MATERIAL SHOWN →

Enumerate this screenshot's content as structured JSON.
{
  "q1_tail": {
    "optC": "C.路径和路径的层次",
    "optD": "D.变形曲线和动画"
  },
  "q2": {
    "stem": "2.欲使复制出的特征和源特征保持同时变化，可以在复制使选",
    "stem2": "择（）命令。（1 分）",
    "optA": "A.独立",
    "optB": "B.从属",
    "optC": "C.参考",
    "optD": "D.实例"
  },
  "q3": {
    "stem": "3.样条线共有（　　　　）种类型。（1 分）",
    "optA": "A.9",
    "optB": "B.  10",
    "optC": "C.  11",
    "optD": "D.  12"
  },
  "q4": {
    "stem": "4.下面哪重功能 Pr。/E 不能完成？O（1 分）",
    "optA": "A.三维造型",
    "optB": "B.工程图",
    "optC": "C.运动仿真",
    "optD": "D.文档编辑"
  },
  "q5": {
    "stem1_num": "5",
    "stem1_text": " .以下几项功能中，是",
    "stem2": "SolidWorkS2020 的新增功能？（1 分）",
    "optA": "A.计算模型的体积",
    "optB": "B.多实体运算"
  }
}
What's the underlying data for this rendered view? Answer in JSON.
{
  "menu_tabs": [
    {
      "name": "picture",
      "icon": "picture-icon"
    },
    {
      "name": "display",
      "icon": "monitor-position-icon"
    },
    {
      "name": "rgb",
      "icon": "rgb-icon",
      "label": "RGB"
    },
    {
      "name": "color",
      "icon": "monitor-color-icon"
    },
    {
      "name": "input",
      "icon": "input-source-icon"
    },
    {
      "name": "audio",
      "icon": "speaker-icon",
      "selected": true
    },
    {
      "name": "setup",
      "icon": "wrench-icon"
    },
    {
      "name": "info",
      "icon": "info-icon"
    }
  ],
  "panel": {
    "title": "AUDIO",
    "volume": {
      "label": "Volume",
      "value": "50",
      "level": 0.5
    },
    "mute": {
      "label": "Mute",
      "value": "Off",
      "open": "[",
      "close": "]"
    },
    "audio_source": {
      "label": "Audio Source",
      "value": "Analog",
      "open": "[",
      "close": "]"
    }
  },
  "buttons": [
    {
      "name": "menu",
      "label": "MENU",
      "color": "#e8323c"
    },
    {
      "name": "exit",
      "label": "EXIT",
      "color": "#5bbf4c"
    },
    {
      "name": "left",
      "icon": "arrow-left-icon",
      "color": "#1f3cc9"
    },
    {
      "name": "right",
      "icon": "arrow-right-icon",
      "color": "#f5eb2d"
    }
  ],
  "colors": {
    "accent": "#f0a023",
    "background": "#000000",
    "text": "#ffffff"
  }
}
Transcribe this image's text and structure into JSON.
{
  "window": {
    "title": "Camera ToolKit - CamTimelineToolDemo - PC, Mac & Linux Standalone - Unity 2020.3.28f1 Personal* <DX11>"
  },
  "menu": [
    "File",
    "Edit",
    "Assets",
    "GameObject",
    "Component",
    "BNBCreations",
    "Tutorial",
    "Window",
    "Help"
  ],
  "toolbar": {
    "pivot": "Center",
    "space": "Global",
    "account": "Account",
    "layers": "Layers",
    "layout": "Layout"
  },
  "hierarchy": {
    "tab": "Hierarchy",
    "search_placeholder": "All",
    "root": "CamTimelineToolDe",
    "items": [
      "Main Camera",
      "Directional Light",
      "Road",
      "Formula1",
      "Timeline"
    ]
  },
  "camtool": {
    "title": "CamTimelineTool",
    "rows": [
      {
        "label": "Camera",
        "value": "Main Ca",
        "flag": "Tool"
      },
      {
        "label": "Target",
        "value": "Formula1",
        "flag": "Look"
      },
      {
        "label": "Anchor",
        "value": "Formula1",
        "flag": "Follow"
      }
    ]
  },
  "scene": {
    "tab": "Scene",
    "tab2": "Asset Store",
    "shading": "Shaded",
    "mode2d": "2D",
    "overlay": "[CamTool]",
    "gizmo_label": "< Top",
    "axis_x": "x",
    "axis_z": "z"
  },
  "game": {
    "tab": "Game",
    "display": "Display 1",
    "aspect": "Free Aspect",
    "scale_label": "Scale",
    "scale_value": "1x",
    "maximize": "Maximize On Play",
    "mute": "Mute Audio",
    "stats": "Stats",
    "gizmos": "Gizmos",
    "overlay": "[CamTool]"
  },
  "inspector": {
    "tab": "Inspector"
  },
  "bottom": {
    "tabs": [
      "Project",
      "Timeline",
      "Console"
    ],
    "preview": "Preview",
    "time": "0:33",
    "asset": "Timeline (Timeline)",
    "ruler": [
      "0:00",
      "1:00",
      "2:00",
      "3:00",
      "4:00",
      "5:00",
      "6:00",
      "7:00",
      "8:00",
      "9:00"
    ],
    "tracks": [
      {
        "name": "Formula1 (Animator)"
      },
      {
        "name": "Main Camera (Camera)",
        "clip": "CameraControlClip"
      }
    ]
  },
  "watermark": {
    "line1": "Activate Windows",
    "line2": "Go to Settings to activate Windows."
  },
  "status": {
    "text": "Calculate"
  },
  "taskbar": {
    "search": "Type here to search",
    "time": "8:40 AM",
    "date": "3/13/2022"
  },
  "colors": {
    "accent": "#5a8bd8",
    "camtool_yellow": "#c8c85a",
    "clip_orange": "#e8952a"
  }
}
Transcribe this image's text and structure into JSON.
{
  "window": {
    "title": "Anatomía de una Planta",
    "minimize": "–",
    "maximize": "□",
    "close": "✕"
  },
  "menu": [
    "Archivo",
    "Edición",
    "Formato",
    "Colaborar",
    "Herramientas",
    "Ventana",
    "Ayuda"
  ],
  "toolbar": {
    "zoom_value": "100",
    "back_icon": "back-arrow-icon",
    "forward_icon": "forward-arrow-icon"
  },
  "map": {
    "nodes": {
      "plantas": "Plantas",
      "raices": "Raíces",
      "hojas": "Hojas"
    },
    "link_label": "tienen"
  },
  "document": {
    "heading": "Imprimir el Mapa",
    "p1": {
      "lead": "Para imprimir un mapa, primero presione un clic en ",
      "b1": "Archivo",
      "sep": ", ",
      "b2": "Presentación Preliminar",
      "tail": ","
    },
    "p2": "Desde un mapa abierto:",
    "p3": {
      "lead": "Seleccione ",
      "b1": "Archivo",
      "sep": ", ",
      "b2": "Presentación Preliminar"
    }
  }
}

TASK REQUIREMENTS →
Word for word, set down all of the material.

COMPLETED EXERCISE →
Enumerate this screenshot's content as structured JSON.
{
  "q1_tail": {
    "optC": "C.路径和路径的层次",
    "optD": "D.变形曲线和动画"
  },
  "q2": {
    "stem": "2.欲使复制出的特征和源特征保持同时变化，可以在复制使选",
    "stem2": "择（）命令。（1 分）",
    "optA": "A.独立",
    "optB": "B.从属",
    "optC": "C.参考",
    "optD": "D.实例"
  },
  "q3": {
    "stem": "3.样条线共有（　　　　）种类型。（1 分）",
    "optA": "A.9",
    "optB": "B.  10",
    "optC": "C.  11",
    "optD": "D.  12"
  },
  "q4": {
    "stem": "4.下面哪重功能 Pr。/E 不能完成？O（1 分）",
    "optA": "A.三维造型",
    "optB": "B.工程图",
    "optC": "C.运动仿真",
    "optD": "D.文档编辑"
  },
  "q5": {
    "stem1_num": "5",
    "stem1_text": " .以下几项功能中，是",
    "stem2": "SolidWorkS2020 的新增功能？（1 分）",
    "optA": "A.计算模型的体积",
    "optB": "B.多实体运算"
  }
}
What's the underlying data for this rendered view? Answer in JSON.
{
  "menu_tabs": [
    {
      "name": "picture",
      "icon": "picture-icon"
    },
    {
      "name": "display",
      "icon": "monitor-position-icon"
    },
    {
      "name": "rgb",
      "icon": "rgb-icon",
      "label": "RGB"
    },
    {
      "name": "color",
      "icon": "monitor-color-icon"
    },
    {
      "name": "input",
      "icon": "input-source-icon"
    },
    {
      "name": "audio",
      "icon": "speaker-icon",
      "selected": true
    },
    {
      "name": "setup",
      "icon": "wrench-icon"
    },
    {
      "name": "info",
      "icon": "info-icon"
    }
  ],
  "panel": {
    "title": "AUDIO",
    "volume": {
      "label": "Volume",
      "value": "50",
      "level": 0.5
    },
    "mute": {
      "label": "Mute",
      "value": "Off",
      "open": "[",
      "close": "]"
    },
    "audio_source": {
      "label": "Audio Source",
      "value": "Analog",
      "open": "[",
      "close": "]"
    }
  },
  "buttons": [
    {
      "name": "menu",
      "label": "MENU",
      "color": "#e8323c"
    },
    {
      "name": "exit",
      "label": "EXIT",
      "color": "#5bbf4c"
    },
    {
      "name": "left",
      "icon": "arrow-left-icon",
      "color": "#1f3cc9"
    },
    {
      "name": "right",
      "icon": "arrow-right-icon",
      "color": "#f5eb2d"
    }
  ],
  "colors": {
    "accent": "#f0a023",
    "background": "#000000",
    "text": "#ffffff"
  }
}
Transcribe this image's text and structure into JSON.
{
  "window": {
    "title": "Camera ToolKit - CamTimelineToolDemo - PC, Mac & Linux Standalone - Unity 2020.3.28f1 Personal* <DX11>"
  },
  "menu": [
    "File",
    "Edit",
    "Assets",
    "GameObject",
    "Component",
    "BNBCreations",
    "Tutorial",
    "Window",
    "Help"
  ],
  "toolbar": {
    "pivot": "Center",
    "space": "Global",
    "account": "Account",
    "layers": "Layers",
    "layout": "Layout"
  },
  "hierarchy": {
    "tab": "Hierarchy",
    "search_placeholder": "All",
    "root": "CamTimelineToolDe",
    "items": [
      "Main Camera",
      "Directional Light",
      "Road",
      "Formula1",
      "Timeline"
    ]
  },
  "camtool": {
    "title": "CamTimelineTool",
    "rows": [
      {
        "label": "Camera",
        "value": "Main Ca",
        "flag": "Tool"
      },
      {
        "label": "Target",
        "value": "Formula1",
        "flag": "Look"
      },
      {
        "label": "Anchor",
        "value": "Formula1",
        "flag": "Follow"
      }
    ]
  },
  "scene": {
    "tab": "Scene",
    "tab2": "Asset Store",
    "shading": "Shaded",
    "mode2d": "2D",
    "overlay": "[CamTool]",
    "gizmo_label": "< Top",
    "axis_x": "x",
    "axis_z": "z"
  },
  "game": {
    "tab": "Game",
    "display": "Display 1",
    "aspect": "Free Aspect",
    "scale_label": "Scale",
    "scale_value": "1x",
    "maximize": "Maximize On Play",
    "mute": "Mute Audio",
    "stats": "Stats",
    "gizmos": "Gizmos",
    "overlay": "[CamTool]"
  },
  "inspector": {
    "tab": "Inspector"
  },
  "bottom": {
    "tabs": [
      "Project",
      "Timeline",
      "Console"
    ],
    "preview": "Preview",
    "time": "0:33",
    "asset": "Timeline (Timeline)",
    "ruler": [
      "0:00",
      "1:00",
      "2:00",
      "3:00",
      "4:00",
      "5:00",
      "6:00",
      "7:00",
      "8:00",
      "9:00"
    ],
    "tracks": [
      {
        "name": "Formula1 (Animator)"
      },
      {
        "name": "Main Camera (Camera)",
        "clip": "CameraControlClip"
      }
    ]
  },
  "watermark": {
    "line1": "Activate Windows",
    "line2": "Go to Settings to activate Windows."
  },
  "status": {
    "text": "Calculate"
  },
  "taskbar": {
    "search": "Type here to search",
    "time": "8:40 AM",
    "date": "3/13/2022"
  },
  "colors": {
    "accent": "#5a8bd8",
    "camtool_yellow": "#c8c85a",
    "clip_orange": "#e8952a"
  }
}
Transcribe this image's text and structure into JSON.
{
  "window": {
    "title": "Anatomía de una Planta",
    "minimize": "–",
    "maximize": "□",
    "close": "✕"
  },
  "menu": [
    "Archivo",
    "Edición",
    "Formato",
    "Colaborar",
    "Herramientas",
    "Ventana",
    "Ayuda"
  ],
  "toolbar": {
    "zoom_value": "100",
    "back_icon": "back-arrow-icon",
    "forward_icon": "forward-arrow-icon"
  },
  "map": {
    "nodes": {
      "plantas": "Plantas",
      "raices": "Raíces",
      "hojas": "Hojas"
    },
    "link_label": "tienen"
  },
  "document": {
    "heading": "Imprimir el Mapa",
    "p1": {
      "lead": "Para imprimir un mapa, primero presione un clic en ",
      "b1": "Archivo",
      "sep": ", ",
      "b2": "Presentación Preliminar",
      "tail": ","
    },
    "p2": "Desde un mapa abierto:",
    "p3": {
      "lead": "Seleccione ",
      "b1": "Archivo",
      "sep": ", ",
      "b2": "Presentación Preliminar"
    }
  }
}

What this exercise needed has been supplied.